═══ Data to use ═══

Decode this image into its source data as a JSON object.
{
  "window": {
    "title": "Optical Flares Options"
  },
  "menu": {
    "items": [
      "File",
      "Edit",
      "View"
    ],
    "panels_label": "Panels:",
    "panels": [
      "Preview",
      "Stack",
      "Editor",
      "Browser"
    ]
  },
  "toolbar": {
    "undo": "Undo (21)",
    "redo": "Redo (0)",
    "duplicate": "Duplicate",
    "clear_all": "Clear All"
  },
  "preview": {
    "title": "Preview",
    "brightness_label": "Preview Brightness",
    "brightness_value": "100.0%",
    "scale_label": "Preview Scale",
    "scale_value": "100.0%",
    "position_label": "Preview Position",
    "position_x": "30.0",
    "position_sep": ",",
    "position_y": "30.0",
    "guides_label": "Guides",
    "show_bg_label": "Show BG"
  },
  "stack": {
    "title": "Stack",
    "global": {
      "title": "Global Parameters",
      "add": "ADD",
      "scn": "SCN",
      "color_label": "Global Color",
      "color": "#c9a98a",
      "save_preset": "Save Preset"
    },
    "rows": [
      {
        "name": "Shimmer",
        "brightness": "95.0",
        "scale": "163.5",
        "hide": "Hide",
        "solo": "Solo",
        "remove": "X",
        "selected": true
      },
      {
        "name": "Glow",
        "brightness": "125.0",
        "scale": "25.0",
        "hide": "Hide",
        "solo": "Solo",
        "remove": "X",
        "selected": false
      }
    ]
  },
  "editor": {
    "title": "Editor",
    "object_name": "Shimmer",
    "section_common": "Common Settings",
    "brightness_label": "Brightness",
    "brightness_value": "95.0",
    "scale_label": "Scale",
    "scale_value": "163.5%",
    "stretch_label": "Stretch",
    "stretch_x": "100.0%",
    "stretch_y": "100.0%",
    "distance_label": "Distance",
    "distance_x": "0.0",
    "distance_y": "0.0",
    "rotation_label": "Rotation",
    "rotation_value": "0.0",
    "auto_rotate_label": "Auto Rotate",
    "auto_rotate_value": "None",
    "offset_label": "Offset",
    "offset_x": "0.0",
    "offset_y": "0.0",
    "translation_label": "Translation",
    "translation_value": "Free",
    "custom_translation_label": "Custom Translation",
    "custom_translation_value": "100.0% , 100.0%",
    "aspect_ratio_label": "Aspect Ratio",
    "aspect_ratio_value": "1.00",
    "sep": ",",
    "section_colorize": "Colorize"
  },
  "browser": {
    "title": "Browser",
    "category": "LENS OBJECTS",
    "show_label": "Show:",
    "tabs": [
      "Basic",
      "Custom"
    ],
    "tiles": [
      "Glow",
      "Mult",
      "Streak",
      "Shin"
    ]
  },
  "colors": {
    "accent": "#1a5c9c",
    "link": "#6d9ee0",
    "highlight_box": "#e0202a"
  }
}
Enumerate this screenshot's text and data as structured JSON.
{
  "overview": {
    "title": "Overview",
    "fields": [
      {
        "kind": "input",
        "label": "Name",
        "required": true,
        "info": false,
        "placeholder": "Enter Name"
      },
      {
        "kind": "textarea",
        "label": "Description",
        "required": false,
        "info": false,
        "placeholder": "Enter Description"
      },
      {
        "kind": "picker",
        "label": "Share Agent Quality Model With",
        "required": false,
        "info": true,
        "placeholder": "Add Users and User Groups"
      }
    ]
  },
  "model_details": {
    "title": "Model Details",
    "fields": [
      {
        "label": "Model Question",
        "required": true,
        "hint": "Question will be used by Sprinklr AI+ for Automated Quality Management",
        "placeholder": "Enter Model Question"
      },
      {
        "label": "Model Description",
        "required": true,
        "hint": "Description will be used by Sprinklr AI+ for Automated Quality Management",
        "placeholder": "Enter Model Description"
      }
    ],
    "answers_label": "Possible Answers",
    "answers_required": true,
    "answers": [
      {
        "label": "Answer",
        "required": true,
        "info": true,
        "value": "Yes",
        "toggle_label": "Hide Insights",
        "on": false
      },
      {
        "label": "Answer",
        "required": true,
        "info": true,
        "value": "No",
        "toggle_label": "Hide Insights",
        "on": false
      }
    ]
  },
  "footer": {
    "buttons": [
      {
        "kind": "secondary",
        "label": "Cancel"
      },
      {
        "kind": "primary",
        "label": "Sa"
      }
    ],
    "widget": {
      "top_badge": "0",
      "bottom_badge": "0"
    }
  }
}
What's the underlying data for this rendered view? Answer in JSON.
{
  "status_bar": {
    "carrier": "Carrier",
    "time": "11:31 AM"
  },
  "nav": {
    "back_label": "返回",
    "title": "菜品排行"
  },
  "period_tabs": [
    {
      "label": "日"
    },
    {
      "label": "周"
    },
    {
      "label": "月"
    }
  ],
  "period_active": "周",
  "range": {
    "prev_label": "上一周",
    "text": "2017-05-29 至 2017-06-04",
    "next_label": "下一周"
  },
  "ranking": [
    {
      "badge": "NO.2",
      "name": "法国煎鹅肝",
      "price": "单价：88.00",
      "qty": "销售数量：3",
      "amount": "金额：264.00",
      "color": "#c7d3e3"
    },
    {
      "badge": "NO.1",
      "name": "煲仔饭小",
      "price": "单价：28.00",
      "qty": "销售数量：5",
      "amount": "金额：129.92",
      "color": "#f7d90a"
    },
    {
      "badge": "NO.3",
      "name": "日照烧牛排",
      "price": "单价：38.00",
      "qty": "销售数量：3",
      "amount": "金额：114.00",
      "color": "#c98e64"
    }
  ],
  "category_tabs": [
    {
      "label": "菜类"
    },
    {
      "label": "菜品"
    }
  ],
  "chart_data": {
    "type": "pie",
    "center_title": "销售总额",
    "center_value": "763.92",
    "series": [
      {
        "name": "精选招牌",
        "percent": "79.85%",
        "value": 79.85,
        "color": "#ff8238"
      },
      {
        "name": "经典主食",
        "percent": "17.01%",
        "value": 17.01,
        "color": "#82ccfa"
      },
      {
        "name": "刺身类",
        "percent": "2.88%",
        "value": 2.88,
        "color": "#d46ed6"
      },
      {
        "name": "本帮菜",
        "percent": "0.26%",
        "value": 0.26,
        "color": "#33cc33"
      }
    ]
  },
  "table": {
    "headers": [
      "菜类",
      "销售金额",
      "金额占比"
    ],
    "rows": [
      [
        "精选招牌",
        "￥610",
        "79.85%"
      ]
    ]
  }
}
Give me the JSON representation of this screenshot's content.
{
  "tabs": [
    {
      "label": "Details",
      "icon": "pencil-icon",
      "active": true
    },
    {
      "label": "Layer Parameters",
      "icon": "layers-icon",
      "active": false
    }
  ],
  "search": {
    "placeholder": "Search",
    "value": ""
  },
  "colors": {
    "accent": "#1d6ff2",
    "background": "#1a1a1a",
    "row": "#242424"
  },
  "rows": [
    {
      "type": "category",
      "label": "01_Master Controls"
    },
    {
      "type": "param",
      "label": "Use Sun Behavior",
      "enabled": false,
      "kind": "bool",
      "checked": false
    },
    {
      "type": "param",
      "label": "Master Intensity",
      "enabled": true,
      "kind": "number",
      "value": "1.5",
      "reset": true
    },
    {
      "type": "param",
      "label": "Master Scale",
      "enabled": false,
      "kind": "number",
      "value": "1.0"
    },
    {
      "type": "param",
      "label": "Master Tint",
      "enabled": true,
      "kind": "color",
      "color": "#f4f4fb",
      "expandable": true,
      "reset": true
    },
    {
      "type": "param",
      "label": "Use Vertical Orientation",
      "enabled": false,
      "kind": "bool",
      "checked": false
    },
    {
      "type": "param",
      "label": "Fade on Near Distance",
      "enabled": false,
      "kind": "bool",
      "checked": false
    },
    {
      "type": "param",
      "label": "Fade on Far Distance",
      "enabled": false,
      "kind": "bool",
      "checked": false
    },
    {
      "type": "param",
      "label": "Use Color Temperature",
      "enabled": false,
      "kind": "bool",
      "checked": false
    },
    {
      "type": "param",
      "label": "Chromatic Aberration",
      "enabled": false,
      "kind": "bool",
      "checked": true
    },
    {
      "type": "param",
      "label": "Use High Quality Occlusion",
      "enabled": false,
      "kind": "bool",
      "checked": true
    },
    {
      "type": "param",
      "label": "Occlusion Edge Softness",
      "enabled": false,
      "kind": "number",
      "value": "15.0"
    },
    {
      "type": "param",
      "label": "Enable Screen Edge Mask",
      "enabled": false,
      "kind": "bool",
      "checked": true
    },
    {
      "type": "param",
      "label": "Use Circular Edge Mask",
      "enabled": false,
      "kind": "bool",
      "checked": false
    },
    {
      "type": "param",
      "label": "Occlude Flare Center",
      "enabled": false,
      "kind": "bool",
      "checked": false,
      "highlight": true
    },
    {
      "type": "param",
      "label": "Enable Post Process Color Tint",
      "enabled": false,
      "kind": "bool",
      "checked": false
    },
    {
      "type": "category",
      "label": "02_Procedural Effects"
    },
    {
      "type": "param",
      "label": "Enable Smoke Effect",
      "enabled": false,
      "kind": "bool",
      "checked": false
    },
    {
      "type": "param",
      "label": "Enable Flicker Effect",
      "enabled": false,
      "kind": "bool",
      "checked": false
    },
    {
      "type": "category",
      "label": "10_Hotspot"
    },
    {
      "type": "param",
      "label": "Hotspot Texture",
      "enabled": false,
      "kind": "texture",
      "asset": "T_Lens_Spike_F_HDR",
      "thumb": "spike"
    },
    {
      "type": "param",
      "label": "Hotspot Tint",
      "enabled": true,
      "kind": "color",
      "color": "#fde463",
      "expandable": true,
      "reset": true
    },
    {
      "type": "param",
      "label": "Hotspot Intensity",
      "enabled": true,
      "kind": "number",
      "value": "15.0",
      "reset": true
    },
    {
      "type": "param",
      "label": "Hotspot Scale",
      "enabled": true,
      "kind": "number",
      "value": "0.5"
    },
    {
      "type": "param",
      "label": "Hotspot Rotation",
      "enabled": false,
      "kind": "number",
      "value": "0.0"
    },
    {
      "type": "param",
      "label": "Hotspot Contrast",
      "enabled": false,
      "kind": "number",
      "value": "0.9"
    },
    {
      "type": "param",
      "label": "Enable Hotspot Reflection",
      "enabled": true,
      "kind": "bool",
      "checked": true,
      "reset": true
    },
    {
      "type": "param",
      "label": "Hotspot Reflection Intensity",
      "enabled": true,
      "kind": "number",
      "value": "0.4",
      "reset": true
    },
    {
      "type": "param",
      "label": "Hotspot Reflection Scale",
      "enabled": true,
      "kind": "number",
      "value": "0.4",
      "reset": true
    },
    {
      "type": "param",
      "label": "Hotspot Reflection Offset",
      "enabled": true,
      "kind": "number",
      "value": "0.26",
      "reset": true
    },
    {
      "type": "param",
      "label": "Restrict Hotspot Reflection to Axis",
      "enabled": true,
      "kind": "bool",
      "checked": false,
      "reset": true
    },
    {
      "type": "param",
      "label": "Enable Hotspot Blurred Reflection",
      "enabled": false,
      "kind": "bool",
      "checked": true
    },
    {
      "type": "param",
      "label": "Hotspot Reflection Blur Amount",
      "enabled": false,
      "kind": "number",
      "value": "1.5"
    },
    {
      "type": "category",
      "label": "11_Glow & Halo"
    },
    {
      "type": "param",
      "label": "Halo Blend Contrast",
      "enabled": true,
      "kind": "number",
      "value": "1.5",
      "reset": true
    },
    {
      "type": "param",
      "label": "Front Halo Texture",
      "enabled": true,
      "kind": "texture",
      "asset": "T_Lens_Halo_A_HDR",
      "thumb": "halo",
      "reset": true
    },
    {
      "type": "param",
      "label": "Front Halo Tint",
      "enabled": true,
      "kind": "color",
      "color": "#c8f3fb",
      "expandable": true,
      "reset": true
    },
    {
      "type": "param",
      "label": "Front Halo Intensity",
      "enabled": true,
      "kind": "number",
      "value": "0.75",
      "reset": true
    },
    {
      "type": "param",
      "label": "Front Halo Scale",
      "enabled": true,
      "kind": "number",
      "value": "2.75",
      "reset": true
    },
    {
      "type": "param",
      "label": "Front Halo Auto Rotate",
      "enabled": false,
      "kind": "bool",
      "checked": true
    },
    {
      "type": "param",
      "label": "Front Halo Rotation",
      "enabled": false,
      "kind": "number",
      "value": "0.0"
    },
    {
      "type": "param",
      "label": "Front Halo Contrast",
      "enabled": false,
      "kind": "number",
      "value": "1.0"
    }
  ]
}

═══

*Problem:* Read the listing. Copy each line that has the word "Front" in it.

*Result for this task:*
      "label": "Front Halo Texture",
      "label": "Front Halo Tint",
      "label": "Front Halo Intensity",
      "label": "Front Halo Scale",
      "label": "Front Halo Auto Rotate",
      "label": "Front Halo Rotation",
      "label": "Front Halo Contrast",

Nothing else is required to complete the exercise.